§ **What you will do**:
Lines of the listing that contain "voyageai" need to be copied.

§ **Stored data**:
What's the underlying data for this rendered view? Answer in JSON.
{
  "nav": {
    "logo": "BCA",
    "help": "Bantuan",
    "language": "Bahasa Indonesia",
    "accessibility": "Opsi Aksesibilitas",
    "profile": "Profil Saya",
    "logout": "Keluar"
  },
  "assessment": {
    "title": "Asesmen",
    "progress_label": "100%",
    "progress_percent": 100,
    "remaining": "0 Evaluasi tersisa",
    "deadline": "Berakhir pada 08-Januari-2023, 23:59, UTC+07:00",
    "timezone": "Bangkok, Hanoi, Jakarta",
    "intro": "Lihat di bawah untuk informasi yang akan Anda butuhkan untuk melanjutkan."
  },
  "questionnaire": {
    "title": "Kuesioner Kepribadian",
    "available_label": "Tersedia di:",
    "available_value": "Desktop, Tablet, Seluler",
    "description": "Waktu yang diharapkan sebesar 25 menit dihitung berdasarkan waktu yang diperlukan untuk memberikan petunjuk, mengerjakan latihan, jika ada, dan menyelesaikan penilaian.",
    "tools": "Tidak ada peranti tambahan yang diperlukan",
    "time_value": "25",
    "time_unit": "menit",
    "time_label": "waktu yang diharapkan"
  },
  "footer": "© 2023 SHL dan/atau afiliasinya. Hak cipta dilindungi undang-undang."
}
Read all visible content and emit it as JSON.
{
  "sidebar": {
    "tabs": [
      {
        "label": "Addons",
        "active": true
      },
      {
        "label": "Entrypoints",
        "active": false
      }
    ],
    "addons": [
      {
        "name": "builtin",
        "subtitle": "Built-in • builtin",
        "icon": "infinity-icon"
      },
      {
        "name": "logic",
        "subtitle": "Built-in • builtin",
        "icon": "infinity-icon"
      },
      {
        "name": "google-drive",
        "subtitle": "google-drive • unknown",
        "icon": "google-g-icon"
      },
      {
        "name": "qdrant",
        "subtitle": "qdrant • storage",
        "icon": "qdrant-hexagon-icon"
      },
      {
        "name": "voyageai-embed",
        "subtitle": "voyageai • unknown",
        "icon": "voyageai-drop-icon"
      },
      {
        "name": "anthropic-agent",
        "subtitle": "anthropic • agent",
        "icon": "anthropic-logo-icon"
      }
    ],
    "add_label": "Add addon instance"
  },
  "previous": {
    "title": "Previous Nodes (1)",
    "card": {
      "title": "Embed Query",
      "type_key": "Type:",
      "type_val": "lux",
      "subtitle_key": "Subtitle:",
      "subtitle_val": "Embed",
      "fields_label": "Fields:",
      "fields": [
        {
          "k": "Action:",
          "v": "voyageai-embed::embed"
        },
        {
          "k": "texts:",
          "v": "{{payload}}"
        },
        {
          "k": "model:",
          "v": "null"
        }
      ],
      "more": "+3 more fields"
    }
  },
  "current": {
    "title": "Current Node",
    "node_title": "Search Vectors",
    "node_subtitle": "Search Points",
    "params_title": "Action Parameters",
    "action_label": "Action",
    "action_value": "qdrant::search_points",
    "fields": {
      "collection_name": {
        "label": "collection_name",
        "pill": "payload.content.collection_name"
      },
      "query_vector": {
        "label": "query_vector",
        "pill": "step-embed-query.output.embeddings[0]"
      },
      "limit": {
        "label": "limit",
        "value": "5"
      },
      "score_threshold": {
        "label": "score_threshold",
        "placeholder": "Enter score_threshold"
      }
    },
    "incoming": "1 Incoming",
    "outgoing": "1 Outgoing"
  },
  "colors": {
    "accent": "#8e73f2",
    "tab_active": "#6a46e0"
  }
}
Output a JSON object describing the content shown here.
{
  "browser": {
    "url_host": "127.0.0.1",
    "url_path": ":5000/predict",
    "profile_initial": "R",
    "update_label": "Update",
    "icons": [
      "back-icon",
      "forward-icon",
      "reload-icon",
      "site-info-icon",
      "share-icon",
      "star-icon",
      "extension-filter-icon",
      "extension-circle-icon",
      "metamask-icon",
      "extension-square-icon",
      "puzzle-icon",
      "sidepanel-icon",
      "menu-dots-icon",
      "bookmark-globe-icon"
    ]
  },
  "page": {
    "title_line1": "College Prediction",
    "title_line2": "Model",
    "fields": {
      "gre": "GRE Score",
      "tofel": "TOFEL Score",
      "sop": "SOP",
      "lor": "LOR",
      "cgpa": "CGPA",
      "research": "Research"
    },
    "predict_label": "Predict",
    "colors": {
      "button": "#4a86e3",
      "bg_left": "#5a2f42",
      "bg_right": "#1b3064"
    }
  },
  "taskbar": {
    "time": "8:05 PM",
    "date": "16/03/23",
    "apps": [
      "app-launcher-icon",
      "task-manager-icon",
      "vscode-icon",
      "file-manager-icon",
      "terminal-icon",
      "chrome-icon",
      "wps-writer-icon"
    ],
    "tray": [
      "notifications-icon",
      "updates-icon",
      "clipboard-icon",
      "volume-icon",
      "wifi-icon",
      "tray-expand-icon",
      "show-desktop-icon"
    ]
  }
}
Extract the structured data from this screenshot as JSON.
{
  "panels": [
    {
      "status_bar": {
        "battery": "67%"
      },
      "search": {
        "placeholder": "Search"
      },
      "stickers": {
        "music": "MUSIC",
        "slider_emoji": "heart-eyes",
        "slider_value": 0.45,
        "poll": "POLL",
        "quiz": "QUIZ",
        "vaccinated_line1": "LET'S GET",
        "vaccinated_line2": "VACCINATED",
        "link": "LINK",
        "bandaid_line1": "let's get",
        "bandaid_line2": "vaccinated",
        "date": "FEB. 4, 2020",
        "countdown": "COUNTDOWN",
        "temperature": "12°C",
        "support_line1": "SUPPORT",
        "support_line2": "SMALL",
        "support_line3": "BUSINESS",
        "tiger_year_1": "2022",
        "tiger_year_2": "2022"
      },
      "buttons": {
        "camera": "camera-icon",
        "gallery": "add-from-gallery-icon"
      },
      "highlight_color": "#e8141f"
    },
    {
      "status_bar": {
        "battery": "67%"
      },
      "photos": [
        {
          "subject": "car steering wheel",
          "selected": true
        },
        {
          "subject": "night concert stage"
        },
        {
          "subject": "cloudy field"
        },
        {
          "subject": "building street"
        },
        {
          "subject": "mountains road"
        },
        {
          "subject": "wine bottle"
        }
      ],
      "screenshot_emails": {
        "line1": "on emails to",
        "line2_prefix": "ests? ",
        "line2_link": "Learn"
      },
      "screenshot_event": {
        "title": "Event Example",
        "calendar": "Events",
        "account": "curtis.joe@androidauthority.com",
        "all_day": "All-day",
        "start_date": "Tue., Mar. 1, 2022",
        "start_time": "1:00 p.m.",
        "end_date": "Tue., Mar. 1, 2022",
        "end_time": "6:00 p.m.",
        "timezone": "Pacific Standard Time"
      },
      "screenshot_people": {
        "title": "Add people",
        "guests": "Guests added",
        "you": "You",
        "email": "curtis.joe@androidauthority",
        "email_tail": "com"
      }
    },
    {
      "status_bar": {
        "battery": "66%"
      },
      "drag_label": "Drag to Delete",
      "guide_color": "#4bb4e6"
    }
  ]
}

§ **Final answer**:
        "name": "voyageai-embed",
        "subtitle": "voyageai • unknown",
        "icon": "voyageai-drop-icon"
          "v": "voyageai-embed::embed"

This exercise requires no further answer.